Driving home from work on an ordinary everyday
afternoon with not enough time
no chicken in the fridge and a little league game to get to
late as usual on 287 south the traffic slows
around a huge flatbed trailer with WIDE LOAD signs
draped around it, probably another modular home
on its way to contaminate a landscape somewhere, but no.

Suddenly I’m right behind it, and it turns out to be
an entire diner, one tiny chrome art deco room,
rounded edges glittering in the sun. The scale is not quite
right: too large for any model train world and yet
too small for real life. The cook who flips pancakes
could surely reach across the counter and
lean his weight against the opposite wall while waiting
for the bubbles to rise to the surface of the batter.

The entire building sits on the truck like a package
being shipped, a present wrapped in silver
waiting to be opened. The back end hangs a little
off the truck as the screen door hangs ajar,
banging open and closed while a giant sign
taped to the window flutters in the wind,
its big handpainted letters reading
WE LOVE YOU GOODBYE.

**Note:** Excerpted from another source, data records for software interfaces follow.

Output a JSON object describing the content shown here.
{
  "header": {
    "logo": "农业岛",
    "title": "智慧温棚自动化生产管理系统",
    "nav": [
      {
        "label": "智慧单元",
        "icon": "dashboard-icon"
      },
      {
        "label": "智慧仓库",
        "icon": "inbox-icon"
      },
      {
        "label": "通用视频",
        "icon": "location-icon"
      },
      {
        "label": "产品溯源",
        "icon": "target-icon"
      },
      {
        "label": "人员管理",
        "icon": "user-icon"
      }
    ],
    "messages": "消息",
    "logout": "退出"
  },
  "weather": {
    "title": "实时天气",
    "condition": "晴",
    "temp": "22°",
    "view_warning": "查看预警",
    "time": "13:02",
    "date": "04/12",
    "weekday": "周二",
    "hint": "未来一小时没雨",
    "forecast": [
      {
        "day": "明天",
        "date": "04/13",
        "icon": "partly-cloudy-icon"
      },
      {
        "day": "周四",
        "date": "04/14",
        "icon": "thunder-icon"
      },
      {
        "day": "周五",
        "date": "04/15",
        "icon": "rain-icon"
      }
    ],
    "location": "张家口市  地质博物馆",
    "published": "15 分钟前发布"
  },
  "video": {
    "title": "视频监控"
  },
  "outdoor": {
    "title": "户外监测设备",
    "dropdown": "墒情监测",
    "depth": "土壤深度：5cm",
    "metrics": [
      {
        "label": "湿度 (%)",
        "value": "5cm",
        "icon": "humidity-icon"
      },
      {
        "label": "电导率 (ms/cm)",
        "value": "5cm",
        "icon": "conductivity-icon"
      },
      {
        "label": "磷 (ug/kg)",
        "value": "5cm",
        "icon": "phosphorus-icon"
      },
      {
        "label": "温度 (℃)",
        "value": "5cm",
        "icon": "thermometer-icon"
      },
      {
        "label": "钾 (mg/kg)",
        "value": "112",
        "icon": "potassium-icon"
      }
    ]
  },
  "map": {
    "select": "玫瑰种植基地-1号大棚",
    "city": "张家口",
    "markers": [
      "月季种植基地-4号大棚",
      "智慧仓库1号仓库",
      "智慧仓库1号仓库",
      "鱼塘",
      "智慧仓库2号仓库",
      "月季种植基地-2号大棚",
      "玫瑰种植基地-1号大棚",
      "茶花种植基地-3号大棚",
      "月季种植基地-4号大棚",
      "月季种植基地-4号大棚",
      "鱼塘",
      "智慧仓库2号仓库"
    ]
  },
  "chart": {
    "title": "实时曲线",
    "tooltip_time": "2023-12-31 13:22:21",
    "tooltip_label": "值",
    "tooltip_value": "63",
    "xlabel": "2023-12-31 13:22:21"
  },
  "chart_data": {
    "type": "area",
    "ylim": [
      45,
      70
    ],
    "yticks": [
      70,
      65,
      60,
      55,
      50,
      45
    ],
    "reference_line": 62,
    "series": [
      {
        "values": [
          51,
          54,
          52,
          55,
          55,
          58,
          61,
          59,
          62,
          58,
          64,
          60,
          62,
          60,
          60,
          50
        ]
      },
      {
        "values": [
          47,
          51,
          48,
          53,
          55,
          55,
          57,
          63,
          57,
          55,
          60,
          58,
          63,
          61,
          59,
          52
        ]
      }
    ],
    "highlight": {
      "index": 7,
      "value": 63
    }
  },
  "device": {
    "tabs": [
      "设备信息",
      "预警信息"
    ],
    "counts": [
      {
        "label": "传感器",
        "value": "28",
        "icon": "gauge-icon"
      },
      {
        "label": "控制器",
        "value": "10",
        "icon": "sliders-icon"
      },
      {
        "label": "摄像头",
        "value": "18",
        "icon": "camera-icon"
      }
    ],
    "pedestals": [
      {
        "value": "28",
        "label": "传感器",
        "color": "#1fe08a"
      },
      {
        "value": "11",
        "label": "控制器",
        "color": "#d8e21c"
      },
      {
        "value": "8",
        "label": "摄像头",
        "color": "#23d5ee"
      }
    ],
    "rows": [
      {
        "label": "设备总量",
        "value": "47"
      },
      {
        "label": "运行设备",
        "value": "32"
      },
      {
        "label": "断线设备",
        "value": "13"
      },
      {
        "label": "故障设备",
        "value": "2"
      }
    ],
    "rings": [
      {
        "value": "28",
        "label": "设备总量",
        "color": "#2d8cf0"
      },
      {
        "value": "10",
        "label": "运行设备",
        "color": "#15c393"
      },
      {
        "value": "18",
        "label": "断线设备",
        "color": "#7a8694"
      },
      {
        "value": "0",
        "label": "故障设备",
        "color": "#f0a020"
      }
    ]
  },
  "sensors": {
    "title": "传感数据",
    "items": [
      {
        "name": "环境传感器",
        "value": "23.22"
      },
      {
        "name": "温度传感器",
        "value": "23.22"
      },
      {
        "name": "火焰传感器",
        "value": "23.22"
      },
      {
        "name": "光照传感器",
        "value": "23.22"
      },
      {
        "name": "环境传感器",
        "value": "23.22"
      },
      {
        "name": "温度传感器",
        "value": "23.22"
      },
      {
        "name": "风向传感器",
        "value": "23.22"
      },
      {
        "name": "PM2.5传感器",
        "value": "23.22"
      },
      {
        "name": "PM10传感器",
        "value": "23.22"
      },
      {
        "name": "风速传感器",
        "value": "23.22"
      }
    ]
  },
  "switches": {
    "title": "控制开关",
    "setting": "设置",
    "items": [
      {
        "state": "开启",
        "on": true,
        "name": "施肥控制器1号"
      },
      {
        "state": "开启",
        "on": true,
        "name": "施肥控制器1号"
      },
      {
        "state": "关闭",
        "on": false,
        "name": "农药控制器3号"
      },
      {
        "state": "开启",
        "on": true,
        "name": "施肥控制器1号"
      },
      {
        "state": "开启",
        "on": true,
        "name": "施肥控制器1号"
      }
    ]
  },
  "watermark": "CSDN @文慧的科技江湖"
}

Tied to the door handle, a big bouquet of helium balloons,
multicolored, mostly deflated, hovers half-aloft,
the balloons banging against each other,
pulling towards the back of the truck but not escaping.
WE LOVE YOU GOODBYE just like that.

And the regulars who came to sit in front of their coffee
each morning and figure out how to survive the day,
knowing that at least their bran muffin or hash browns
or egg over easy were on the way,
who ordered grilled reubens or Greek salads or cheeseburgers
with onion rings for lunch and knew that they could free the day
for an hour, who came to find a safe place for tea and lemon
in the afternoon, or banana creme pie at night, and talk of
the husband the job the teenager the hospital the cat….

all of those people will see the empty rectangle of earth
in the center of the asphalt, and know that
nothing will ever really grow there again.
Pat Wilk

 

 What could this diner look like? Have a peek:

White Mana, in Hackensack, New Jersey, fortunately, is still right where it belongs. But it’s about the size of the diner in the poem. If you have a chance to stop there, don’t pass it up. The whole place fits maybe ten or 15 people, and it’s always crowded. But everybody’s willing to wait. The onions on the grill smell incredible. The girl whose dad owns this iconic lunch stop is a former student of mine; she flipped burgers while creating incredible art works all through high school. Sometimes our seniors went there for lunch; they were always late for their afternoon class.